The feeling that I needed to be perfect began in my childhood. I had loving parents and a happy home, but my dad also suffered from serious mental health problems.
Dad had joined the Navy aged just 16, just after World War II. He was a wonderful person, but his naval experiences affected him badly. He suffered from Post Traumatic Stress Disorder, depression and anxiety. Then he started drinking to cope with his difficult feelings.
Dad would descend into terrible lows and just lie on the floor at home crying. At other times, he was back in charge as our strong, capable, funny dad. We loved him very much, but the healthcare and support he received in the 1980s just wasn’t enough. And growing up in a services family meant we all learned to keep up appearances. We acted okay, even when dad’s behaviour was frightening or out of control.
The pressure I felt was bad enough then. Nowadays it’s even worse. When the Girl Guides carried out a survey in 2017, a quarter of girls said they felt they must have ‘perfect’ lives, just like the images they see on social media. This pressure creates so many negative thoughts. Young people fear failure, or letting others down. Their self-esteem plummets, their mental health suffers and they feel vulnerable and lost.
When I was six, my dad disappeared at sea.
He was missing for a year until his body was discovered. We’ll never know for sure if he took his own life or had an accident. The grief and shock to my mother, my two sisters and me was awful.
No-one talked about dad’s death. Even friends crossed the road to avoid my mum as they didn’t know what to say to her. Everyone just seemed to be embarrassed. Then the bullying began. My sisters and I experienced bullying by kids who told us that dad killed himself because he didn’t love us. No-one ever explained that our dad had been ill.
That’s how my feeling of not being good enough started. It took very deep root in me. I covered up, and always pretended I was fine – but I wasn’t. I tried hard to make a good impression – to be high achieving, pretty and popular – but it was only a mask. Behind it, I felt deeply ashamed of my emotions. I felt that I didn’t deserve to be loved. But I kept it together on the surface, whatever the cost. I had no idea that not loving myself could cause me damage later in my life.
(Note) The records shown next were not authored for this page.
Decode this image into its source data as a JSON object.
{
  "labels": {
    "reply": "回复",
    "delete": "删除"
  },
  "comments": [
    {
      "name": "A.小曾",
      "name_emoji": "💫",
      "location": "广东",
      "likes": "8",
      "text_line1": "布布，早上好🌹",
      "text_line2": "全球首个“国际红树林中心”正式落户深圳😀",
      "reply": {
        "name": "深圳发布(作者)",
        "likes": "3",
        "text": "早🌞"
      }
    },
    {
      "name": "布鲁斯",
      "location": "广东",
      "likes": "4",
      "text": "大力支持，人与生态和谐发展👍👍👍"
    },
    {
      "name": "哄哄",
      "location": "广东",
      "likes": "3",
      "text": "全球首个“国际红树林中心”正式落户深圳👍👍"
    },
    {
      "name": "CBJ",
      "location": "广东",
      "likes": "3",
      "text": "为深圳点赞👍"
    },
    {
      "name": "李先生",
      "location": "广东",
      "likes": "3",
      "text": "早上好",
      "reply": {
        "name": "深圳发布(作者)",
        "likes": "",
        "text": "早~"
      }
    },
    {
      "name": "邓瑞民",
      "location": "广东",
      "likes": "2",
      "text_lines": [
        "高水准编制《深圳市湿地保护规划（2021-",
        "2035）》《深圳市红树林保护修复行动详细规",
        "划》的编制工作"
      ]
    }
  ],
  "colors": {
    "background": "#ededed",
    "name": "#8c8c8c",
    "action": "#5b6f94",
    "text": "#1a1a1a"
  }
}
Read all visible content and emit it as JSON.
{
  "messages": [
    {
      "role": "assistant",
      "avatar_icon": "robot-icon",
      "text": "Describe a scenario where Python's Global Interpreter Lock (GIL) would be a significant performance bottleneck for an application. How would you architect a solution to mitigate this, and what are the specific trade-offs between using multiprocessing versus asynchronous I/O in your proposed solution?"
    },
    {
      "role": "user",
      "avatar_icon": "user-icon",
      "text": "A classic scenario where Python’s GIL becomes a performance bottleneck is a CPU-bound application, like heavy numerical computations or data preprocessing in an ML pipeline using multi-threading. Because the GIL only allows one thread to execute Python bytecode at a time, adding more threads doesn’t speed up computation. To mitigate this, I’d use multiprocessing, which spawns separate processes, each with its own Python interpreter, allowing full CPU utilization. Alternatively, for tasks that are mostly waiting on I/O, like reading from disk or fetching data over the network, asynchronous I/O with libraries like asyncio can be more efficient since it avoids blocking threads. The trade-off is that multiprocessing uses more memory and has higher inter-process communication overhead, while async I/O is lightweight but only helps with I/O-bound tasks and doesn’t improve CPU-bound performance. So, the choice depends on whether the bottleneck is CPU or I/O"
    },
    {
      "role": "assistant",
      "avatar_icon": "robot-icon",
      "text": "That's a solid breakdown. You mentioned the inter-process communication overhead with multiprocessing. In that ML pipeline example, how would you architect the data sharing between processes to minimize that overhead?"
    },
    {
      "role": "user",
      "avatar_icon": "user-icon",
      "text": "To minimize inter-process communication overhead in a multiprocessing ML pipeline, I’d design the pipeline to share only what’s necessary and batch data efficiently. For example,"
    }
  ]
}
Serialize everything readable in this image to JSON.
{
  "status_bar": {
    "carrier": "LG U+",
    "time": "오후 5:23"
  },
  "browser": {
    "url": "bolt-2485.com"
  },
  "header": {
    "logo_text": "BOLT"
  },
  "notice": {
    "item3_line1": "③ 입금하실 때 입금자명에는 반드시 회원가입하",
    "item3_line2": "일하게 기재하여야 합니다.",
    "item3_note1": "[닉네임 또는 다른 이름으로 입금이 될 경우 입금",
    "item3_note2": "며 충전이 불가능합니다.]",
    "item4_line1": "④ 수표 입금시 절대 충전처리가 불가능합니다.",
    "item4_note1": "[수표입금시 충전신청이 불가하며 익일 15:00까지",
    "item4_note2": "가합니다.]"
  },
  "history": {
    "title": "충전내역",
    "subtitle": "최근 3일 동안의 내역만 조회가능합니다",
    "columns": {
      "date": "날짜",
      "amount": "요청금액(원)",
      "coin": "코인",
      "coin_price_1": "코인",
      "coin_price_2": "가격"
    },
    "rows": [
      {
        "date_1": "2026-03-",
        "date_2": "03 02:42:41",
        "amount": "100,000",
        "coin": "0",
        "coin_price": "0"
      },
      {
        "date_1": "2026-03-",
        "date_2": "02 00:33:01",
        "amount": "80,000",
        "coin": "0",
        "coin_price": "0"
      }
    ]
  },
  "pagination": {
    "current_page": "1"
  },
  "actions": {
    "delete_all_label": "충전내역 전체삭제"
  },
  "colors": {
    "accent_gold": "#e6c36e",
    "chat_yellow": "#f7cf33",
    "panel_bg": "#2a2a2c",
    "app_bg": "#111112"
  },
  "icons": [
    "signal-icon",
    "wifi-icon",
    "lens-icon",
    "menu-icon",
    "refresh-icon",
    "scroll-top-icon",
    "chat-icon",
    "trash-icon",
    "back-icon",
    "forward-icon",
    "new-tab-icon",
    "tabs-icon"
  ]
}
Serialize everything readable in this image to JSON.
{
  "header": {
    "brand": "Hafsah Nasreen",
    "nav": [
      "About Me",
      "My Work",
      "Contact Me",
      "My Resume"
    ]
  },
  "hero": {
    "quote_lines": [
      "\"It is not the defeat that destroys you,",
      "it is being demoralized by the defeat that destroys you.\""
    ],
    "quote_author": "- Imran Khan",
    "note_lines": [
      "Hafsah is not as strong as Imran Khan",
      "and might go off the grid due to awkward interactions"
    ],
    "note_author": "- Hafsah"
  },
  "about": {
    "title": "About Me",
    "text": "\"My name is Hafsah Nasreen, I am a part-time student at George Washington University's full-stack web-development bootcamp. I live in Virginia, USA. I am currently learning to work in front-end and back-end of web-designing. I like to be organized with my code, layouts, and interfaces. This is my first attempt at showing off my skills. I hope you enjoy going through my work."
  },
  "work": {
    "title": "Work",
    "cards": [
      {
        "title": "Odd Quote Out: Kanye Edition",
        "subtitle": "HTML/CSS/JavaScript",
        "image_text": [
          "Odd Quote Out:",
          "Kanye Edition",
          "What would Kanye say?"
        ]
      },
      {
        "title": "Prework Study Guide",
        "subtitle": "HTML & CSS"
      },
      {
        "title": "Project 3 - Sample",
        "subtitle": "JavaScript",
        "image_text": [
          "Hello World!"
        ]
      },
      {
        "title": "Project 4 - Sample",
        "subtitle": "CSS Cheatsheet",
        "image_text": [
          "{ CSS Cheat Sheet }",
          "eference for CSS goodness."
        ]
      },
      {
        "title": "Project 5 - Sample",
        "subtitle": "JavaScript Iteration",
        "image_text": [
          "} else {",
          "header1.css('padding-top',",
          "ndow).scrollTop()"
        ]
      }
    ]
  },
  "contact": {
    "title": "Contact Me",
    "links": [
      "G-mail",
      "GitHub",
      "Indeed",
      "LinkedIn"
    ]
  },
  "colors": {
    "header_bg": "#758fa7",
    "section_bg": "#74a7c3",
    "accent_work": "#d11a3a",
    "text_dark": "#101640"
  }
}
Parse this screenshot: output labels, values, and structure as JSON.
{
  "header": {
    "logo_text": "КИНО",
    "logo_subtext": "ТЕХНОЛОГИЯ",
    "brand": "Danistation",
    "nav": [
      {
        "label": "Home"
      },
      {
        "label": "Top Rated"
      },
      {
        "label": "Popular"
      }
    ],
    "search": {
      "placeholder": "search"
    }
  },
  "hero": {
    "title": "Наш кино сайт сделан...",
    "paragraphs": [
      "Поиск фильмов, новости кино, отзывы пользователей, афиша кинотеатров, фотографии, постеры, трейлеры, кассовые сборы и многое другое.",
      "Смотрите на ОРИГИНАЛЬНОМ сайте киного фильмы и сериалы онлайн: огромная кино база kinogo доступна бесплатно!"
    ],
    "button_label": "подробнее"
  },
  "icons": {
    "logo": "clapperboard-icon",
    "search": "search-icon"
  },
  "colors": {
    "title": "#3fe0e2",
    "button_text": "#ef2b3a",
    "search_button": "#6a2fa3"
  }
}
I had always wanted to be an actress. Acting allowed me to express all the ‘bad’ emotions which I feared would be rejected in real life. I was proud to achieve success in the spotlight, but confident Kirsty-on-the-stage was very different to anxious Kirsty-in-real-life.
I met a man I liked and our relationship went well. At first he was charming but gradually, my boyfriend began to dominate my life. To begin with, he would tell me what to wear and how to do my hair. I went along with this to please him and make him happy. But somehow, it never did. Next he started to tell me what I couldn’t and couldn’t say, who I could be friends with and what choices I should make.
From the outside, we still looked like the perfect couple. But my confidence was draining away. My boyfriend kept moving the goalposts so that nothing I could do was ever right. As my self-esteem crashed, I looked to him for permission to make even the simplest decisions.
Then my work as an actress led me to a breakthrough. I volunteered for a charity called Aurora New Dawn which helps victims of domestic violence. Abused women often find it hard to speak confidently. In my voluntary role, I used my acting skills to run workshops for survivors.
I taught the women breathing techniques that actors used to project their voices. I saw how standing and moving freely, speaking out with confidence and feeling better in their bodies helped them to regain their self-esteem.
As I listened to their stories, I realised just how strong the pressure to ‘be perfect or be punished’ can feel. Even today, many women still feel anxious and desperate to please. They think that if they’re less than perfect, they’re unworthy of love. Unfortunately, abusive and controlling partners tap into these fears.
It was as though the scales had fallen from my eyes. Now I could see how much harm my belief that I must be perfect had done to me.
I discovered just how many women, and sometimes men as well, turn themselves inside-out to please their partners. They want to be loved – but lose themselves along the way. It helped so much to realise that I wasn’t alone.
I now love myself more than ever, the good and bad. And when we love ourselves, it’s so much easier to meet a partner who loves us for who we really are – imperfect, like everybody else.
Kirsty Dillon is an English actress. Her new play Groomed To Perfection will be shown at Brighton Theatre Royal in the spring of 2019.
As told to Elizabeth Sheppard, author of Not A Proper Child.